Automation valves, also known as automated valves or control valves, are devices used to control the flow of fluids or gases in various industrial processes. These valves are equipped with automated actuators that allow for remote operation and precise control of the valve opening and closing mechanisms. Automation valves play a crucial role in numerous industries, including oil and gas, chemical, power generation, water treatment, and manufacturing.
is to regulate the flow rate, pressure, temperature, or level of fluids or gases in a system. They are designed to handle a wide range of media, including liquids, gases, steam, and slurries. By adjusting the position of the valve's closure element, such as a ball, plug, gate, or butterfly disc, automation valves can either allow full flow, restrict flow, or completely shut off the flow.

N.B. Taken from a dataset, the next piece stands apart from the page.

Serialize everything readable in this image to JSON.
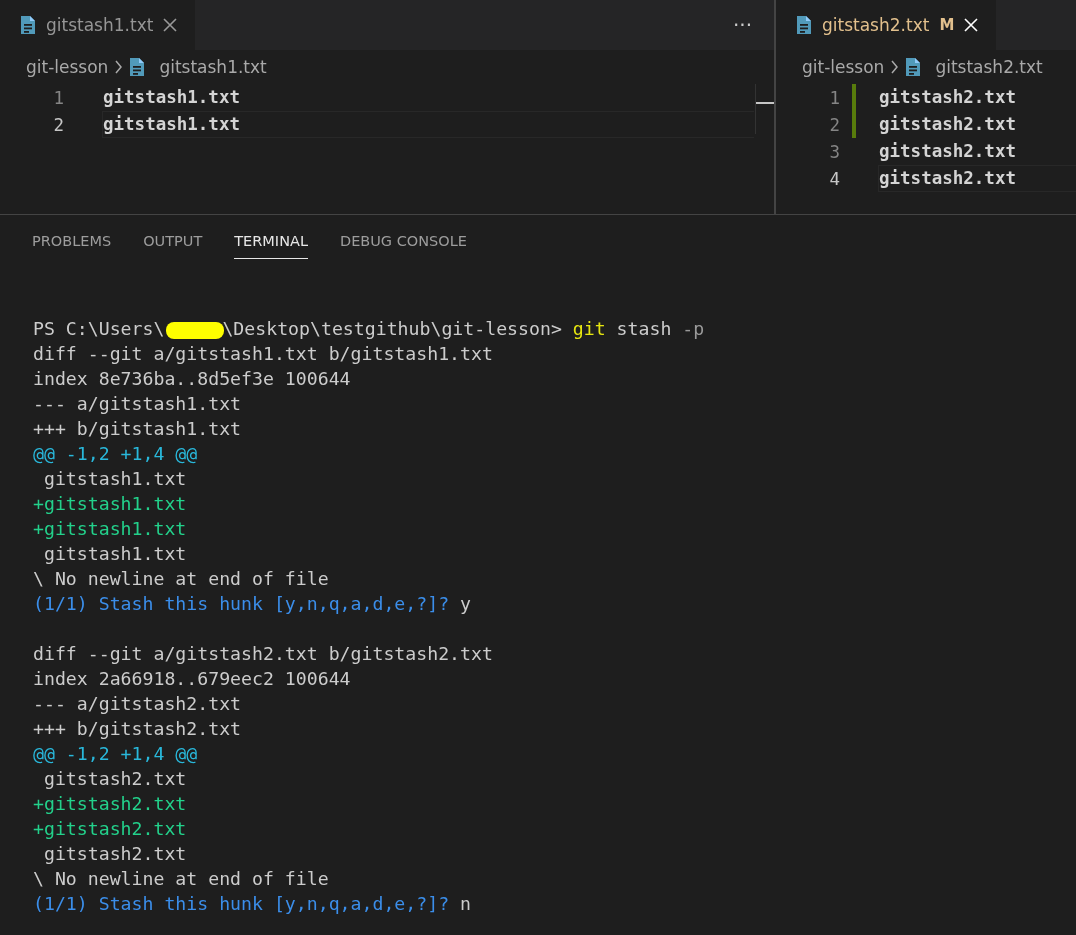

One of the key advantages of automation valves is their ability to be controlled remotely. This allows operators to adjust valve settings without the need for manual intervention at the site of the valve. Remote control is achieved through the integration of electric, pneumatic, hydraulic, or electro-hydraulic actuators with the valve assembly. These actuators receive control signals from a central control system, which can be a distributed control system (DCS), programmable logic controller (PLC), or a computer-based control system.
Automation valves offer several benefits over manually operated valves. Firstly, they enhance process efficiency by providing precise and accurate control of flow parameters. This is particularly important in industries where maintaining specific conditions is critical for operational safety, product quality, or regulatory compliance. The ability to make fine adjustments to valve positions enables operators to optimize process parameters and ensure optimal system performance.
Secondly, automation valves improve operational safety by minimizing the risk of human error. In critical applications, such as those involving toxic or hazardous substances, the use of automation valves eliminates the need for operators to be physically present near the valve. This reduces the likelihood of accidents, leaks, or exposure to dangerous materials. Furthermore, automation valves can be equipped with safety features such as fail-safe mechanisms, emergency shutdown systems, and position feedback sensors to enhance overall system reliability.
Thirdly, automation valves enable better process monitoring and control through data acquisition and integration with control systems. These valves can provide real-time feedback on process variables, such as pressure, temperature, and flow rate, allowing operators to make informed decisions and take corrective actions promptly. The integration of automation valves with modern control systems also enables advanced functionalities such as remote diagnostics, predictive maintenance, and process optimization.
Different types of automation valves are available to suit specific application requirements. Ball valves, which feature a spherical closure element, are commonly used for on/off and throttling applications. Globe valves, characterized by a globe-shaped valve body and a linear motion closure element, are suitable for precise flow control. Butterfly valves, with a disc-shaped closure element rotating on a central axis, are used for large-volume flow control. Gate valves, which utilize a sliding gate as the closure element, are primarily used for on/off applications.
In conclusion, automation valves are critical components in industrial processes that require precise control and remote operation. These valves offer enhanced efficiency, operational safety, and process control capabilities compared to manually operated valves. With their ability to integrate with control systems and provide real-time data, automation valves contribute to the optimization and reliability of industrial operations in various sectors.